“Accessing behavioral health care in our state can be complex and difficult, making it challenging for Coloradans to get the care they need to maintain their health and well-being,” said Sen. Faith Winter, D-Westminster, sponsor of HB 1281. “This critical investment will address these inequities as we continue working toward building a healthier Colorado for all.”
Outside of behavioral health, other legislation aims to boost the health care industry at large. SB 226 spends $61 million on education, training, recruitment and retention of health care workers; HB 1325 develops alternative payment models for health care services; and HB 1370 lowers costs for prescription drugs by requiring insurance companies to pass along the savings from manufacturers’ rebates.
“I am proud we are making health care more accessible, affordable and reliable in Colorado, as we take bold steps to lower the cost of prescription drugs and save health care workers money,” Polis said. “We are making transformational investments in our public health system to ensure health care readiness for any current or future public health need.”
On Thursday and Friday, Polis signed several efforts to tackle crime in Colorado, including SB 145, which spends $30.5 million to fund prevention and crisis intervention in high-crime areas; law enforcement recruitment, retention, tuition and training; and, improving law enforcement diversity.
“This legislation recognizes the critical need for communities to develop crime prevention and intervention strategies specific to their local needs,” said Debbie Oldenettel, deputy director of the Division of Criminal Justice. “At the same time, it addresses the need for retaining and recruiting law enforcement, particularly those who represent the communities they serve.”

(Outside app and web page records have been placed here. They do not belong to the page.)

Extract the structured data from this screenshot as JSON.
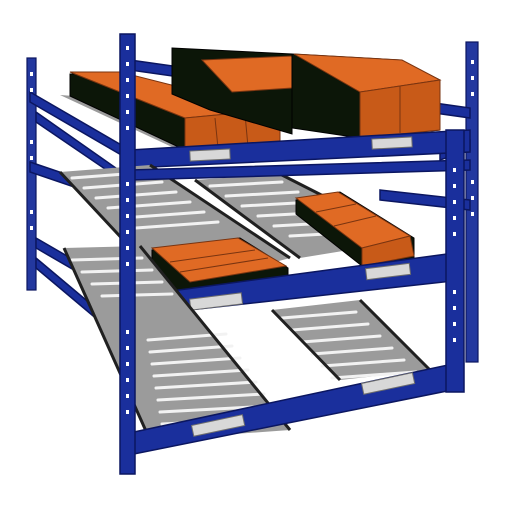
{
  "image": {
    "subject": "",
    "colors": {
      "frame": "#1a2f9c",
      "boxes": "#e06a24",
      "rollers": "#f2f2f2",
      "label_plates": "#d8d8d8",
      "background": "#ffffff"
    }
  }
}
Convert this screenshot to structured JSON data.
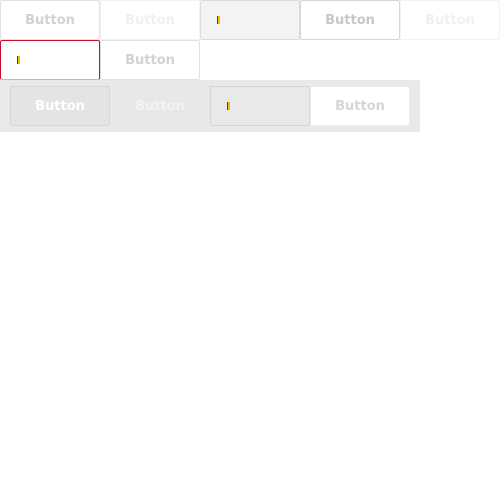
{
  "row1": {
    "b1": "Button",
    "b2": "Button",
    "b4": "Button",
    "b5": "Button"
  },
  "row2": {
    "b2": "Button"
  },
  "panel": {
    "b1": "Button",
    "b2": "Button",
    "b4": "Button"
  }
}
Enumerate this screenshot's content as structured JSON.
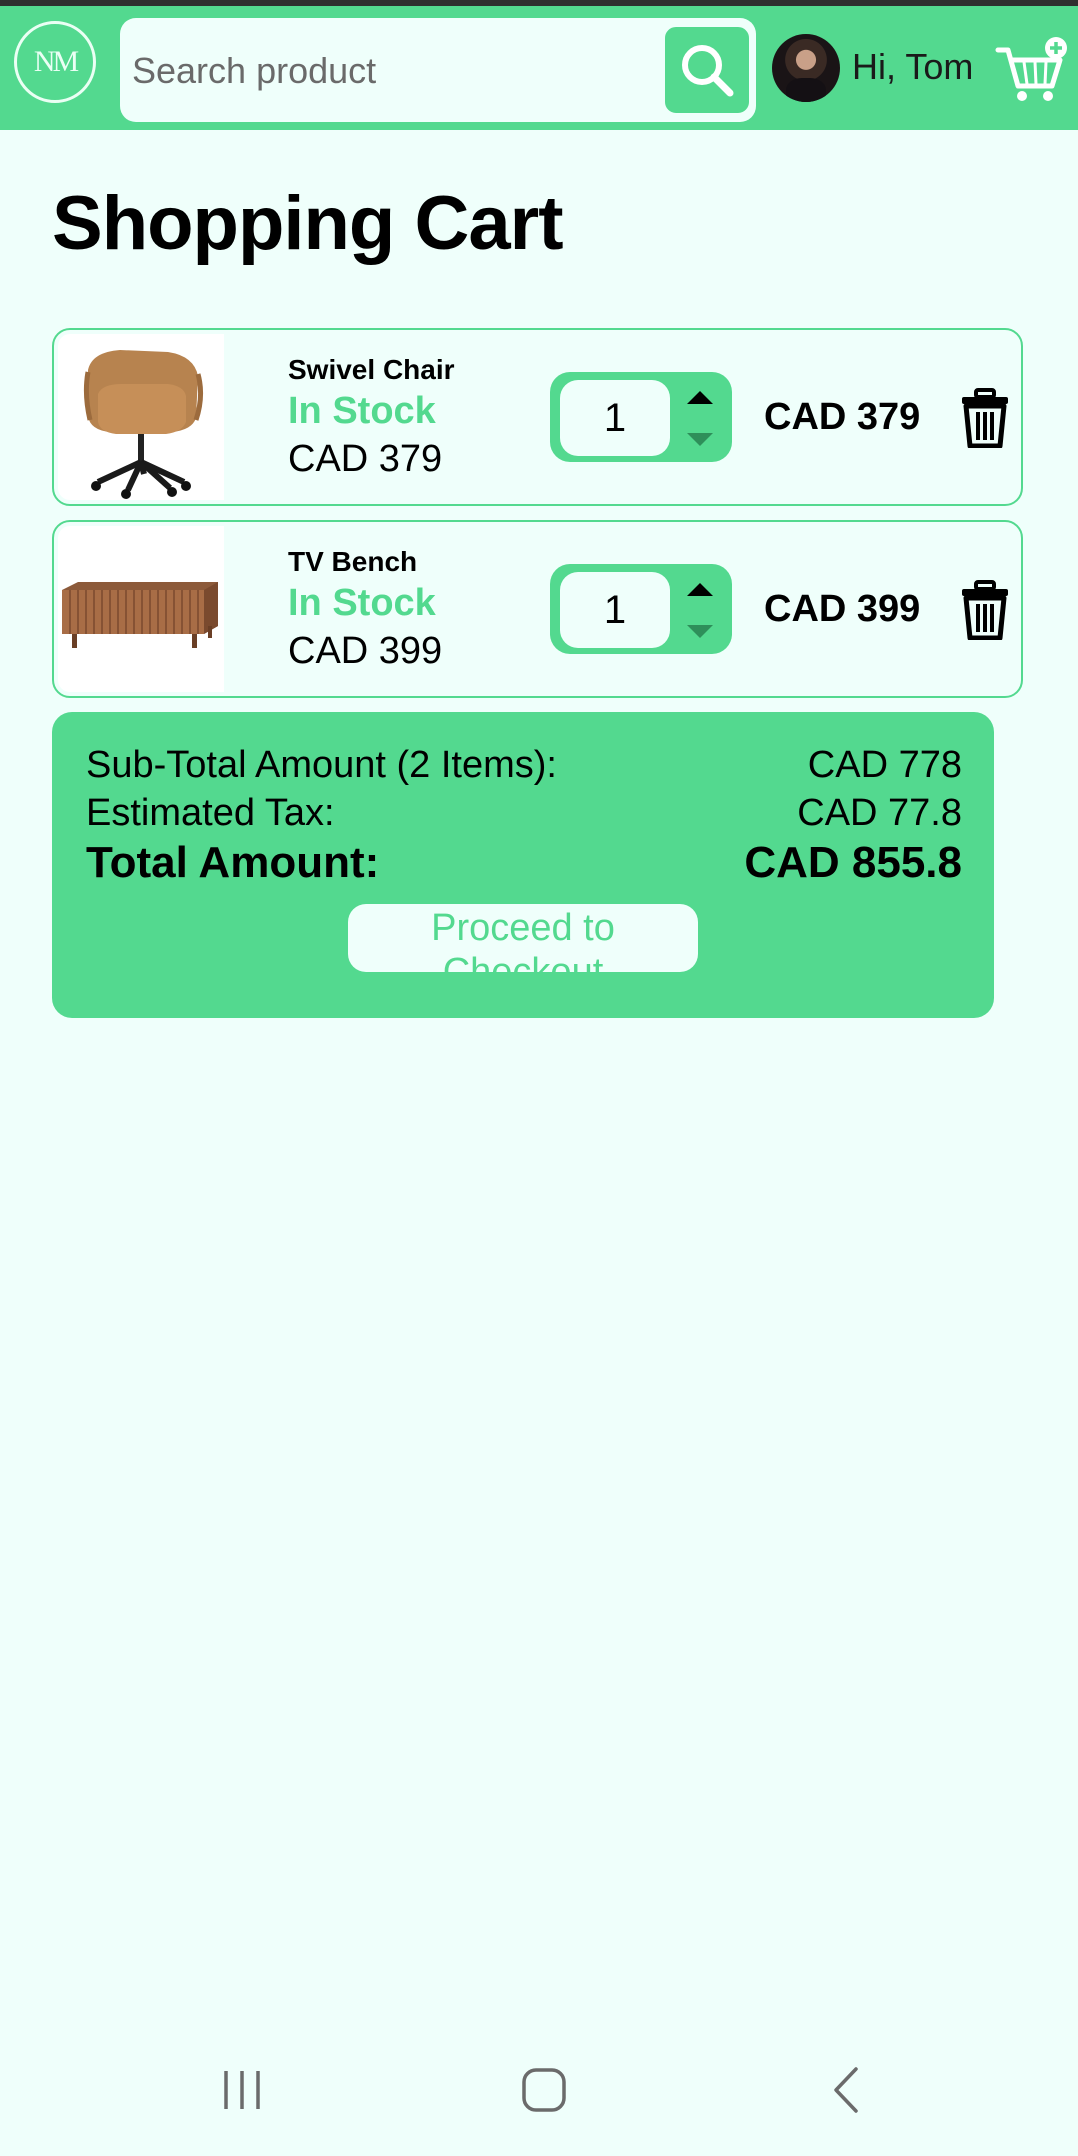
{
  "header": {
    "logo_text": "NM",
    "search_placeholder": "Search product",
    "greeting": "Hi, Tom"
  },
  "page_title": "Shopping Cart",
  "cart": {
    "items": [
      {
        "name": "Swivel Chair",
        "stock": "In Stock",
        "price": "CAD 379",
        "quantity": "1",
        "total": "CAD 379"
      },
      {
        "name": "TV Bench",
        "stock": "In Stock",
        "price": "CAD 399",
        "quantity": "1",
        "total": "CAD 399"
      }
    ]
  },
  "summary": {
    "subtotal_label": "Sub-Total Amount (2 Items):",
    "subtotal_value": "CAD 778",
    "tax_label": "Estimated Tax:",
    "tax_value": "CAD 77.8",
    "total_label": "Total Amount:",
    "total_value": "CAD 855.8",
    "checkout_label": "Proceed to Checkout"
  },
  "colors": {
    "brand_green": "#53d98f",
    "background": "#effffb"
  },
  "icons": [
    "search-icon",
    "cart-add-icon",
    "trash-icon",
    "chevron-up-icon",
    "chevron-down-icon",
    "recent-apps-icon",
    "home-icon",
    "back-icon"
  ]
}
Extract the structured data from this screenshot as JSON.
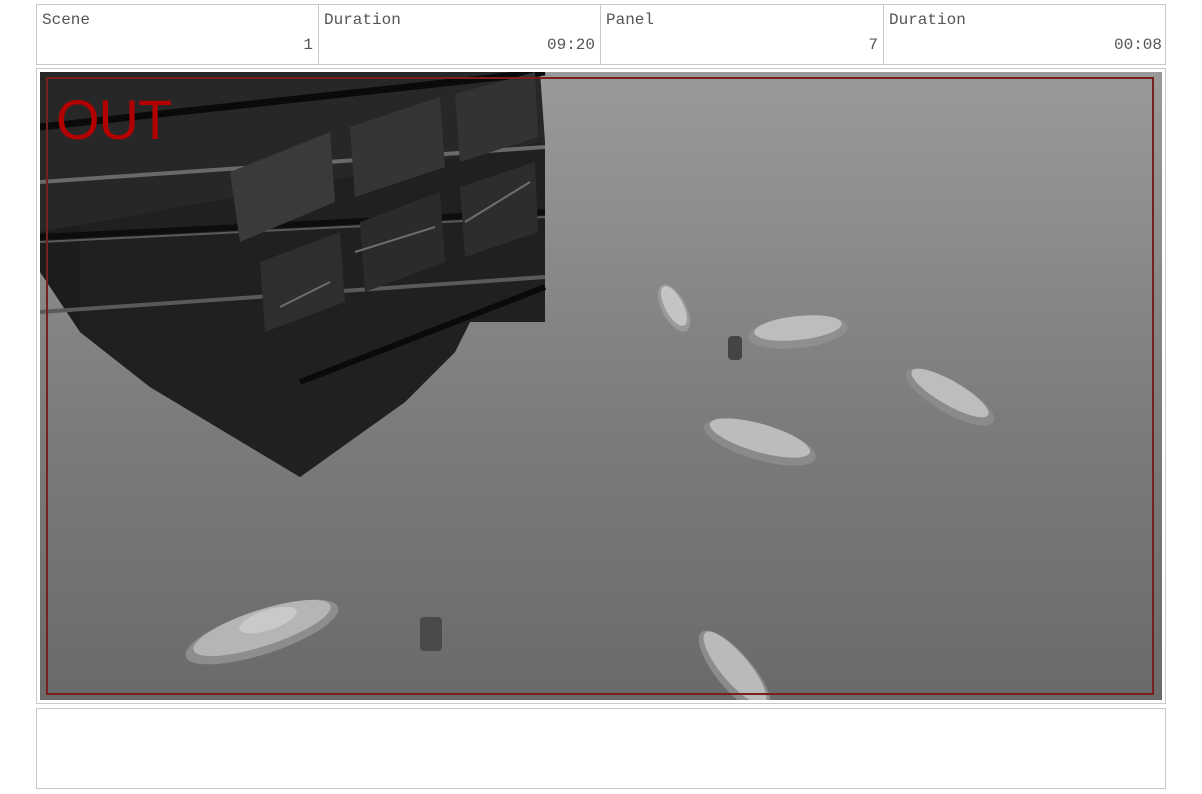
{
  "header": {
    "scene_label": "Scene",
    "scene_value": "1",
    "duration1_label": "Duration",
    "duration1_value": "09:20",
    "panel_label": "Panel",
    "panel_value": "7",
    "duration2_label": "Duration",
    "duration2_value": "00:08"
  },
  "viewport": {
    "overlay_label": "OUT",
    "frame_color": "#7a1f1f",
    "label_color": "#b30000"
  },
  "notes": {
    "text": ""
  }
}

Other crime-prevention bills signed include SB 1, which creates a $10.3 million grant program to upgrade high-crime neighborhoods; HB 1003, which spends $4 million on projects that prevent youth crime; HB 1234, which spends $2 million on projects that prevent identity-based crime; and HB 1120, which reauthorizes the School Security Disbursement Program to fund safety strategies in local schools.
Larger investments include SB 183, using $48 million to fund and expand crime victim resources, and SB 196, which allocates nearly $62 million in early intervention and diversion efforts to keep people with mental health and substance abuse issues out of the criminal justice system.
“We are delivering real results to make Colorado communities safer,” Polis said. “Every Coloradan has the right to a safe community, and today, we are one step closer to my goal of making Colorado one of the 10 safest states in the country in the next five years.”
The following bills were also signed this week:
• SB 206 creates a new office for addressing climate change.
• HB 1133 pays $57 million to prepay state employer insurance premiums.
• HB 1292 allows tobacco funds to be used for oral health programs.
• HB 1301 changes the tax treatment of hydroponic equipment used in farms.
• SB 35 establishes insurance coverage requirements for work accidents for commercial drivers.
• HB 1091 provides court opinions online free.
• SB 106 mandates contract health care administrators comply with conflict-of-interest policies.
• SB 18 expands the court texts reminder program.
• SB 188 creates the Public Defender and Prosecutor Behavioral Health Support Program.